Certifying exams MLTs take an exam to seek general MLT certification or certification in an area of specialty. Certification can be sought through organizations such as the American Society for Clinical Pathology (ASCP), American Medical Technologists (AMT), or the American Association of Bioanalysts (AAB).
 
Some of the technician certifications available through the ASCP include:

  • Phlebotomy technician
  • Histotechnician
  • Medical lab technician
  • Donor phlebotomy technicians

 
The AMT and AAB both offer general MLT certification.
 

MLSs also can seek certification through the American Society for Clinical Pathology (ASCP) or the American Medical Technologists (AMT).
 
Some of the certifications available at the technologist level include:

  • Blood bank
  • Chemistry
  • Cytogenics
  • Cytotechology
  • Hematology
  • Histotechnologist
  • Medical biology
  • Microbiology
  • Medical lab scientist

 
Graduating from an accrediting program is often part of eligibility requirements.

Licensing/Certification State licensing requirements vary, but passing a certification exam may be part of the licensing process. Not all states require licensing. Not all states require licensing to become an MLS, but in states that do some of these requirements can include:

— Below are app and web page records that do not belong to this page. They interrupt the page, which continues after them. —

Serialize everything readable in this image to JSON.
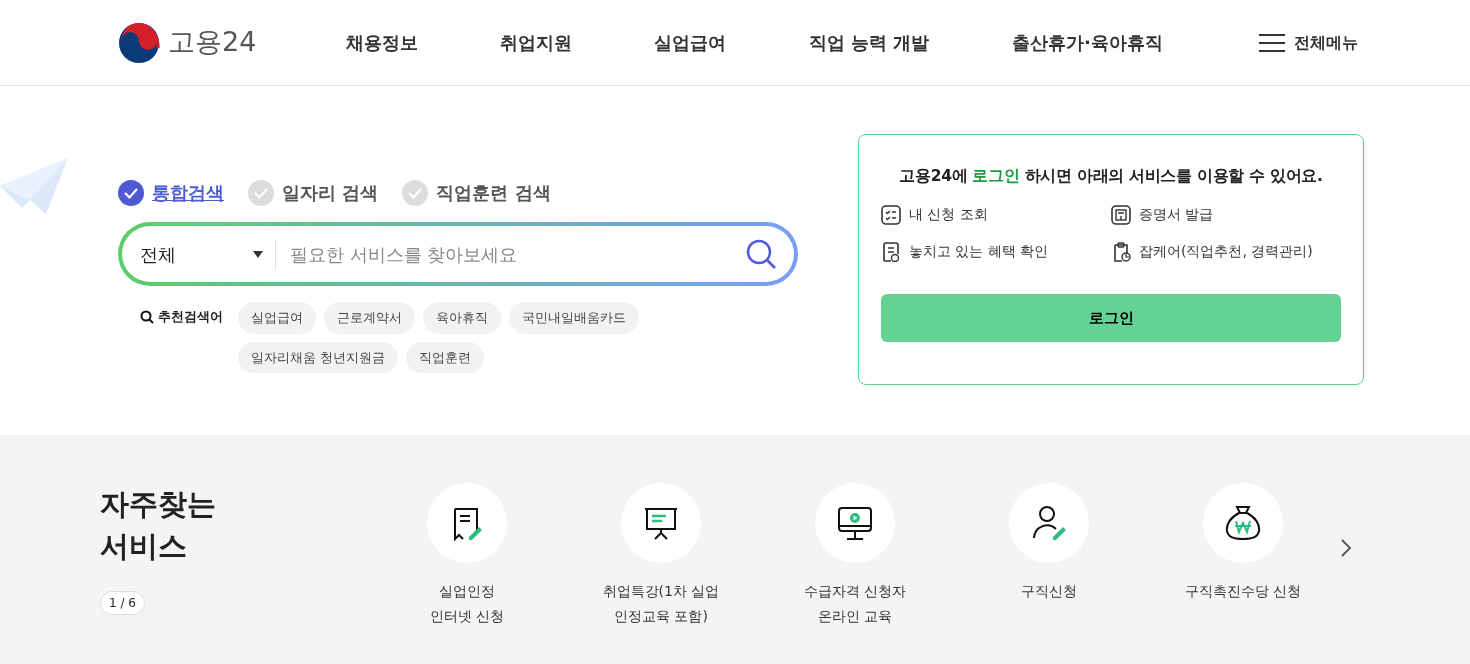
{
  "header": {
    "logo_text": "고용24",
    "nav": [
      "채용정보",
      "취업지원",
      "실업급여",
      "직업 능력 개발",
      "출산휴가·육아휴직"
    ],
    "all_menu": "전체메뉴"
  },
  "search": {
    "tabs": [
      {
        "label": "통합검색",
        "selected": true
      },
      {
        "label": "일자리 검색",
        "selected": false
      },
      {
        "label": "직업훈련 검색",
        "selected": false
      }
    ],
    "category": "전체",
    "placeholder": "필요한 서비스를 찾아보세요",
    "recommended_label": "추천검색어",
    "keywords": [
      "실업급여",
      "근로계약서",
      "육아휴직",
      "국민내일배움카드",
      "일자리채움 청년지원금",
      "직업훈련"
    ]
  },
  "login_card": {
    "heading": [
      {
        "text": "고용24에 ",
        "highlight": false
      },
      {
        "text": "로그인",
        "highlight": true
      },
      {
        "text": " 하시면 아래의 서비스를 이용할 수 있어요.",
        "highlight": false
      }
    ],
    "services": [
      {
        "kind": "checklist",
        "label": "내 신청 조회"
      },
      {
        "kind": "certificate",
        "label": "증명서 발급"
      },
      {
        "kind": "document",
        "label": "놓치고 있는 혜택 확인"
      },
      {
        "kind": "clipboard",
        "label": "잡케어(직업추천, 경력관리)"
      }
    ],
    "button": "로그인"
  },
  "frequent_services": {
    "title": "자주찾는\n서비스",
    "pager": "1 / 6",
    "items": [
      {
        "kind": "receipt",
        "label": "실업인정\n인터넷 신청"
      },
      {
        "kind": "presentation",
        "label": "취업특강(1차 실업\n인정교육 포함)"
      },
      {
        "kind": "monitor",
        "label": "수급자격 신청자\n온라인 교육"
      },
      {
        "kind": "person",
        "label": "구직신청"
      },
      {
        "kind": "moneybag",
        "label": "구직촉진수당 신청"
      }
    ]
  }
}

  • Completion of a bachelor’s degree
  • Graduation from an accredited school
  • Passing a certification exam
Licensing Agency Students can find links to state licensure agencies here. Similarly, students can find links for state licensing requirements here.
Re-certification and re-licensing Recertification and relicensing can vary per state, so the certification board or state licensing agency should be contacted for more information. Those who received certification through the ASCP are required to take specific steps to maintain their certification every three years.
 
Because recertification and relicensing can vary per state, the initial certification board or state licensing agency should be contacted for more details. Those who obtained certification through the ASCP need to take the necessary credential maintenance program (CMP) steps every three years to keep their certification active.
 
Responsibilities on the job Some of the things a technician might do on the job include:

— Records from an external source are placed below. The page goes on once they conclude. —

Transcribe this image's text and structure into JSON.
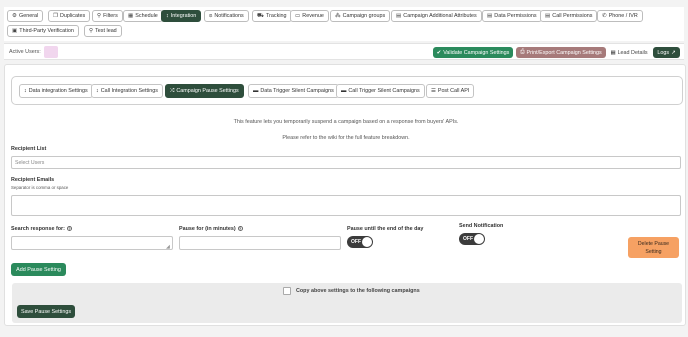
{
  "top_tabs": [
    {
      "label": "General",
      "icon": "gear-icon",
      "glyph": "⚙",
      "active": false
    },
    {
      "label": "Duplicates",
      "icon": "copy-icon",
      "glyph": "❐",
      "active": false
    },
    {
      "label": "Filters",
      "icon": "filter-icon",
      "glyph": "⚲",
      "active": false
    },
    {
      "label": "Schedule",
      "icon": "calendar-icon",
      "glyph": "▦",
      "active": false
    },
    {
      "label": "Integration",
      "icon": "arrows-vertical-icon",
      "glyph": "↕",
      "active": true
    },
    {
      "label": "Notifications",
      "icon": "bell-icon",
      "glyph": "⍝",
      "active": false
    },
    {
      "label": "Tracking",
      "icon": "truck-icon",
      "glyph": "⛟",
      "active": false
    },
    {
      "label": "Revenue",
      "icon": "money-icon",
      "glyph": "▭",
      "active": false
    },
    {
      "label": "Campaign groups",
      "icon": "sitemap-icon",
      "glyph": "⁂",
      "active": false
    },
    {
      "label": "Campaign Additional Attributes",
      "icon": "document-icon",
      "glyph": "▤",
      "active": false
    },
    {
      "label": "Data Permissions",
      "icon": "data-file-icon",
      "glyph": "▤",
      "active": false
    },
    {
      "label": "Call Permissions",
      "icon": "call-file-icon",
      "glyph": "▤",
      "active": false
    },
    {
      "label": "Phone / IVR",
      "icon": "phone-icon",
      "glyph": "✆",
      "active": false
    },
    {
      "label": "Third-Party Verification",
      "icon": "id-card-icon",
      "glyph": "▣",
      "active": false
    },
    {
      "label": "Test lead",
      "icon": "pin-icon",
      "glyph": "⚲",
      "active": false
    }
  ],
  "topbar": {
    "active_users_label": "Active Users:",
    "validate_label": "Validate Campaign Settings",
    "print_label": "Print/Export Campaign Settings",
    "lead_details_label": "Lead Details",
    "logs_label": "Logs"
  },
  "sub_tabs": [
    {
      "label": "Data integration Settings",
      "icon": "arrows-vertical-icon",
      "glyph": "↕",
      "active": false
    },
    {
      "label": "Call Integration Settings",
      "icon": "arrows-vertical-icon",
      "glyph": "↕",
      "active": false
    },
    {
      "label": "Campaign Pause Settings",
      "icon": "shuffle-icon",
      "glyph": "⤮",
      "active": true
    },
    {
      "label": "Data Trigger Silent Campaigns",
      "icon": "monitor-icon",
      "glyph": "▬",
      "active": false
    },
    {
      "label": "Call Trigger Silent Campaigns",
      "icon": "monitor-icon",
      "glyph": "▬",
      "active": false
    },
    {
      "label": "Post Call API",
      "icon": "list-icon",
      "glyph": "☰",
      "active": false
    }
  ],
  "info": {
    "line1": "This feature lets you temporarily suspend a campaign based on a response from buyers' APIs.",
    "line2": "Please refer to the wiki for the full feature breakdown."
  },
  "recipient_list": {
    "label": "Recipient List",
    "placeholder": "Select Users"
  },
  "recipient_emails": {
    "label": "Recipient Emails",
    "hint": "Separator is comma or space",
    "value": ""
  },
  "search_response": {
    "label": "Search response for:",
    "value": ""
  },
  "pause_for": {
    "label": "Pause for (in minutes)",
    "value": ""
  },
  "pause_until": {
    "label": "Pause until the end of the day",
    "toggle": "OFF"
  },
  "send_notification": {
    "label": "Send Notification",
    "toggle": "OFF"
  },
  "delete_button": "Delete Pause Setting",
  "add_button": "Add Pause Setting",
  "copy_label": "Copy above settings to the following campaigns",
  "save_button": "Save Pause Settings",
  "colors": {
    "accent": "#2e4e3c",
    "validate": "#2b8a5c",
    "print": "#a67a7a",
    "delete": "#f6a163"
  }
}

  • Analyze bodily fluids, such as tissues samples, blood and urine
  • Examine blood samples for use in transfusions to look at blood type and compatibility
  • Calibrate and sterilize medical lab equipment
  • Enter information about a patient’s results into their medical history
On the job, medical lab scientists might:

  • Analyze findings and verify lab results
  • Examine biological samples for chemical content
  • Provide information about results to others in the medical profession, including physicians and researchers
  • Oversee medical lab technicians
  • Train others

 

Tools and equipment that they use MLTs can use a variety of tools on the job, including:

  • Automated platelet analyzers
  • Chemistry analyzers
  • Coagulation analyzers
  • Phlebotomy trays
  • Medical software
Technologists use many of the same tools as technicians, but also might use:

  • Laboratory diluters
  • Photometers
  • Urinalysis analyzers
  • Vacuum blood collection tubes

 

Opportunities for specialization/advancement MLTs can advance to a medical lab scientist career with more training and education. Areas of specialization at the MLT level can include: phlebotomy, histotechnician, and donor phlebotomy.
 
Certification is often preferred by employers when hiring and can be an advantage.
Medical lab scientists can advance to managerial or training positions, and can specialize in a broad number of areas, including clinical chemistry, immunology or histotechnology.
 
There are also a number of master’s degrees available in clinical laboratory science or medical laboratory science if MLSs are interested in further education.